Homeownership rates had been steadily increasing until the foreclosure crisis in 2007 hit. Since then, the rate of Latino homeowners has dropped significantly.
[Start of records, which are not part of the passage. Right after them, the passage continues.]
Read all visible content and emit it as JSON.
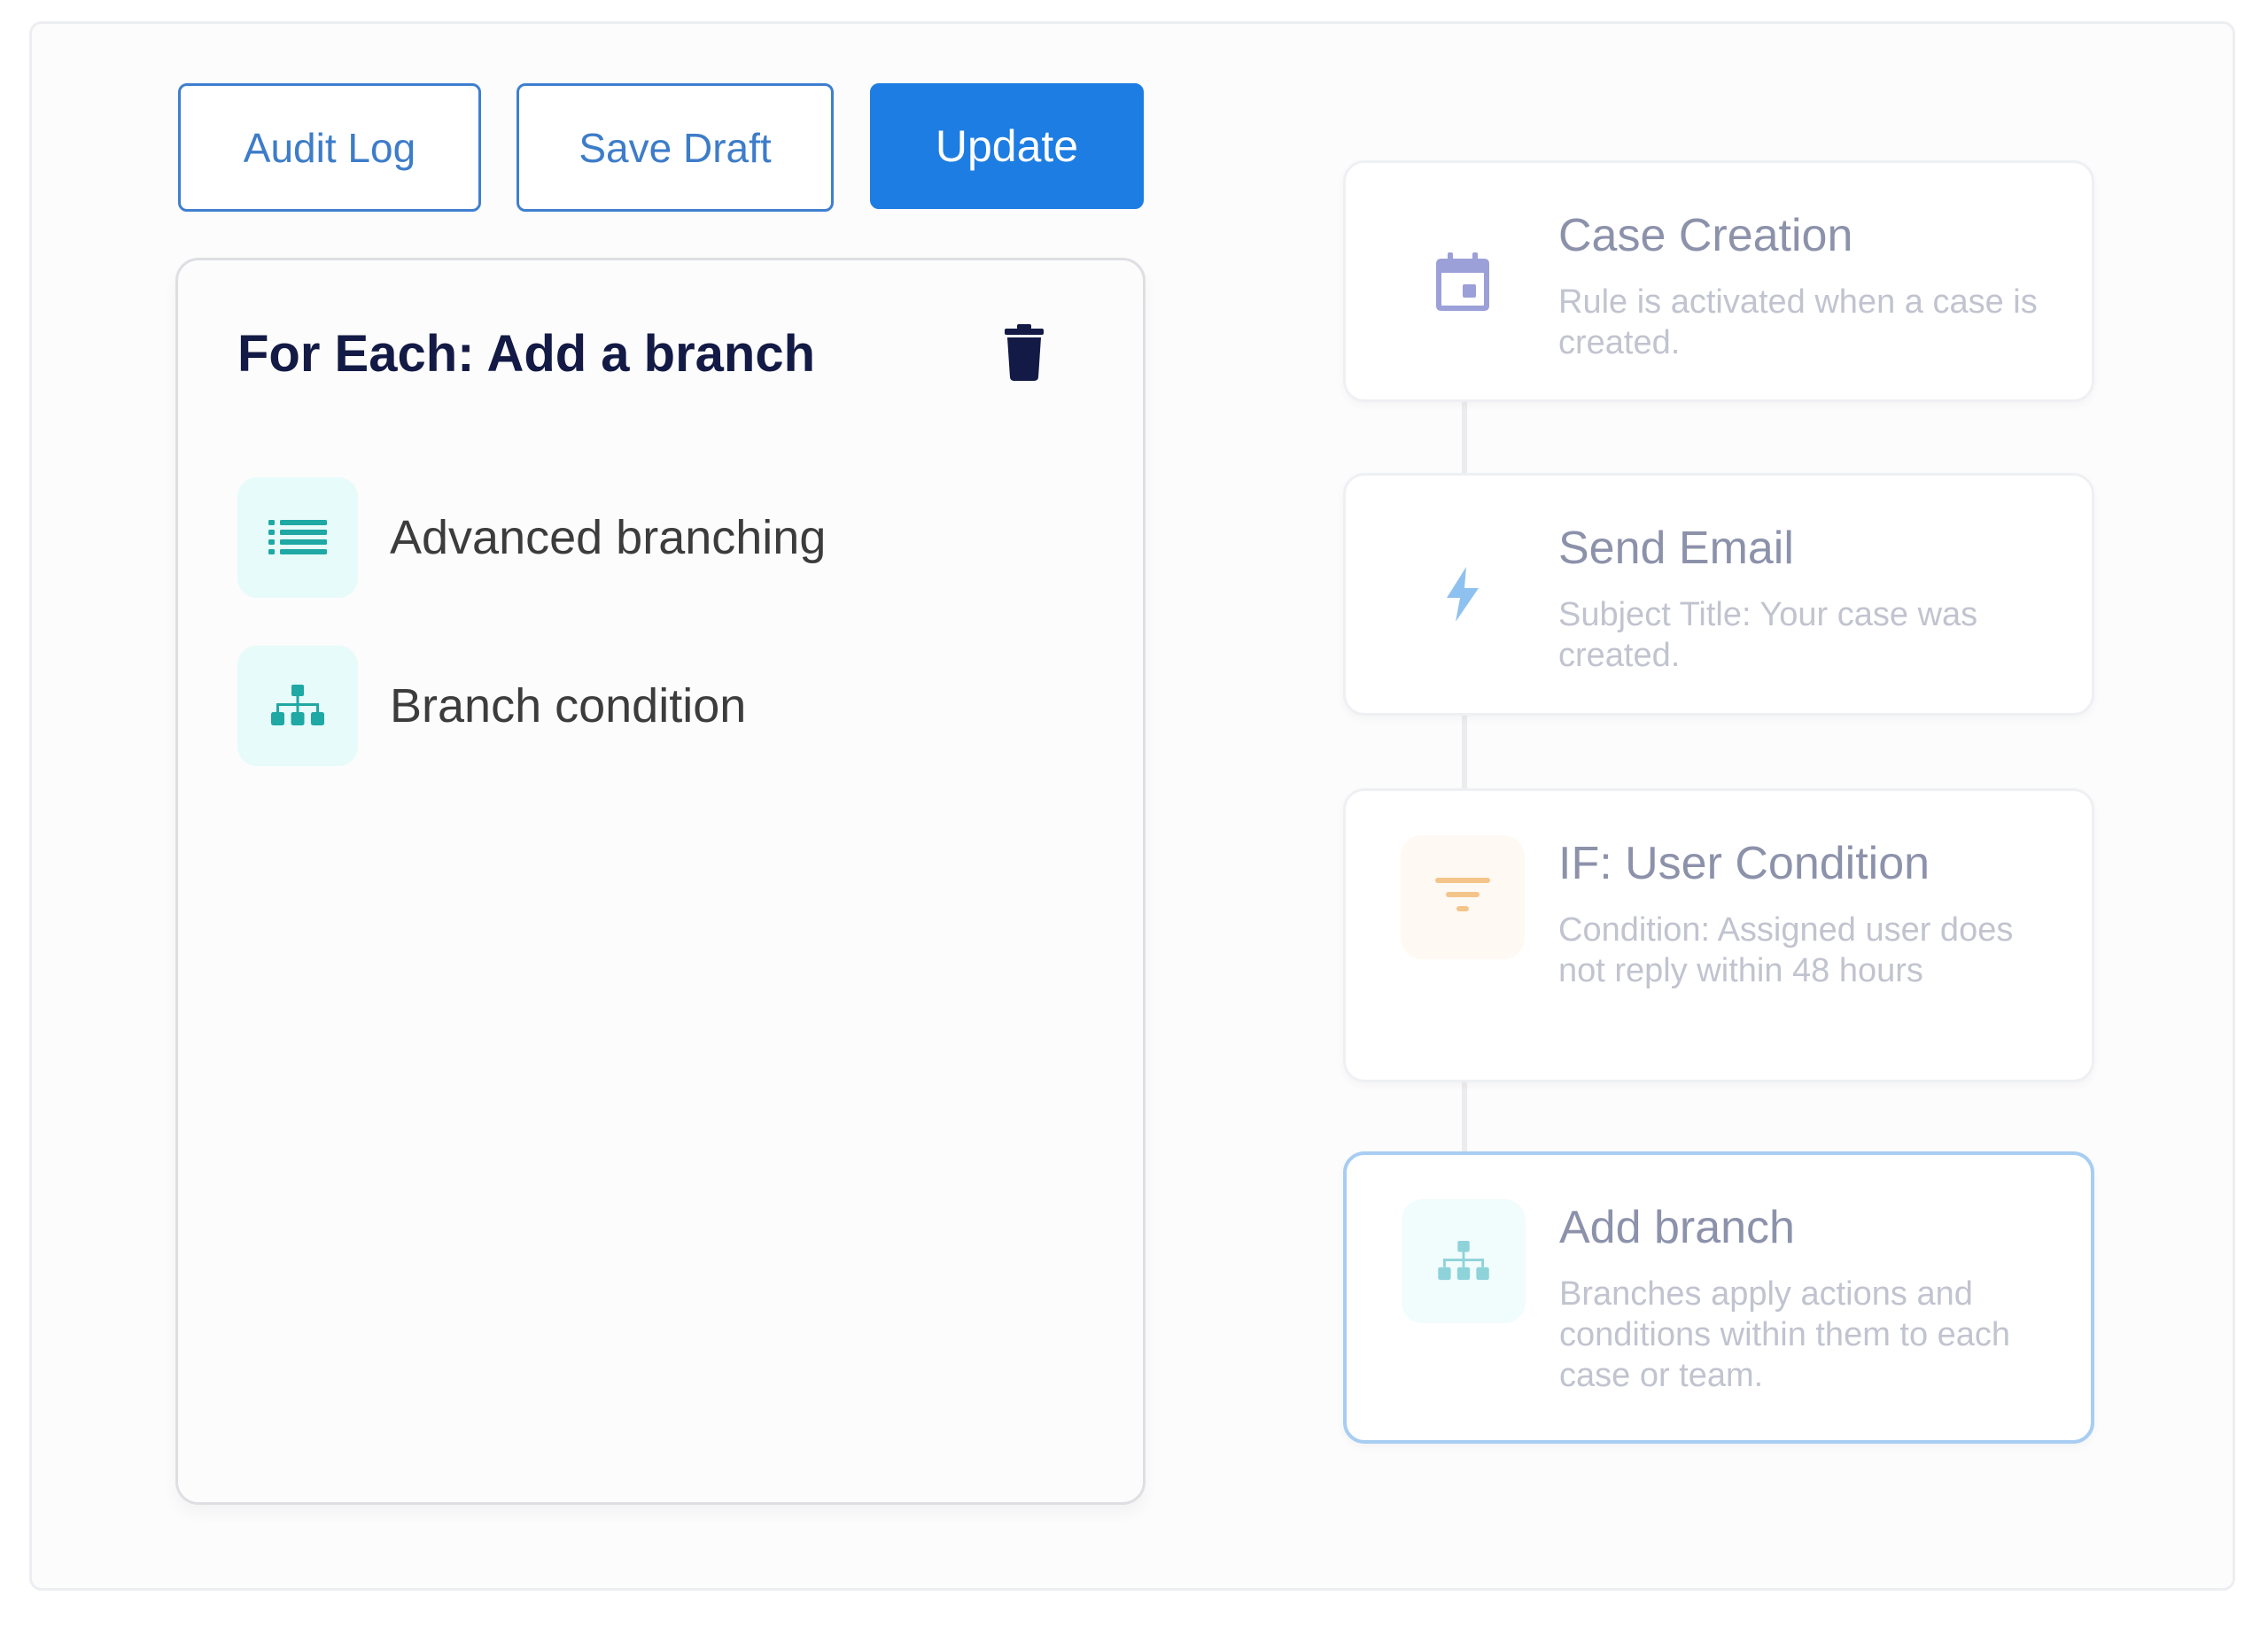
{
  "toolbar": {
    "audit_log_label": "Audit Log",
    "save_draft_label": "Save Draft",
    "update_label": "Update"
  },
  "panel": {
    "title": "For Each: Add a branch",
    "delete_icon": "trash-icon",
    "options": [
      {
        "label": "Advanced branching",
        "icon": "list-icon"
      },
      {
        "label": "Branch condition",
        "icon": "sitemap-icon"
      }
    ]
  },
  "flow": {
    "steps": [
      {
        "title": "Case Creation",
        "description": "Rule is activated when a case is created.",
        "icon": "calendar-icon"
      },
      {
        "title": "Send Email",
        "description": "Subject Title: Your case was created.",
        "icon": "lightning-icon"
      },
      {
        "title": "IF: User Condition",
        "description": "Condition: Assigned user does not reply within 48 hours",
        "icon": "filter-icon"
      },
      {
        "title": "Add branch",
        "description": "Branches apply actions and conditions within them to each case or team.",
        "icon": "sitemap-icon"
      }
    ]
  },
  "colors": {
    "primary": "#1d7de3",
    "outline": "#3f7fcf",
    "title_dark": "#121a45",
    "teal": "#1fa8a4",
    "calendar": "#9ba0d8",
    "lightning": "#8ec1ef",
    "filter": "#f4c58a",
    "selected_border": "#a8cdf2"
  }
}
According to the State of Hispanic Homeownership Report, in 2012, the rate of Latino homeownership was down to 46.1 percent.

More than five million homeowners in the United States are paying much more for their homes than they are worth.

Ironically, one of those homeowners is Sylvia Alvarez, who heads the Housing & Education Alliance, a leading housing counseling agency in Tampa, Fla., and an NCLR Affiliate.

Alvarez and her dedicated staff have helped many families escape unsustainable mortgages.

Alvarez is an ideal candidate for principal reduction, but she cannot get help because her mortgage is owned by Fannie Mae. Most of the largest banks have granted some families principal write-downs, understanding that reducing the principal on a home for a struggling homeowner is a win-win.

Families stay in their homes, continue to pay their mortgages, and stabilize the economy.

In his first congressional hearing since being confirmed last summer, Julián Castro, Secretary of Housing and Urban Development, testified before the House Financial Services Committee today on his agency’s progress and accomplishments.

This hearing couldn’t come at a more critical time, given that Latino families are still struggling to rebuild the wealth they lost during the Great Recession.

Though an economic recovery is now under way, Latinos are not necessarily seeing improved outcomes in access to mortgage credit.

Just last year, Hispanic home-buyers made up only 6 percent of the conventional mortgage market, despite comprising 17 percent of the population.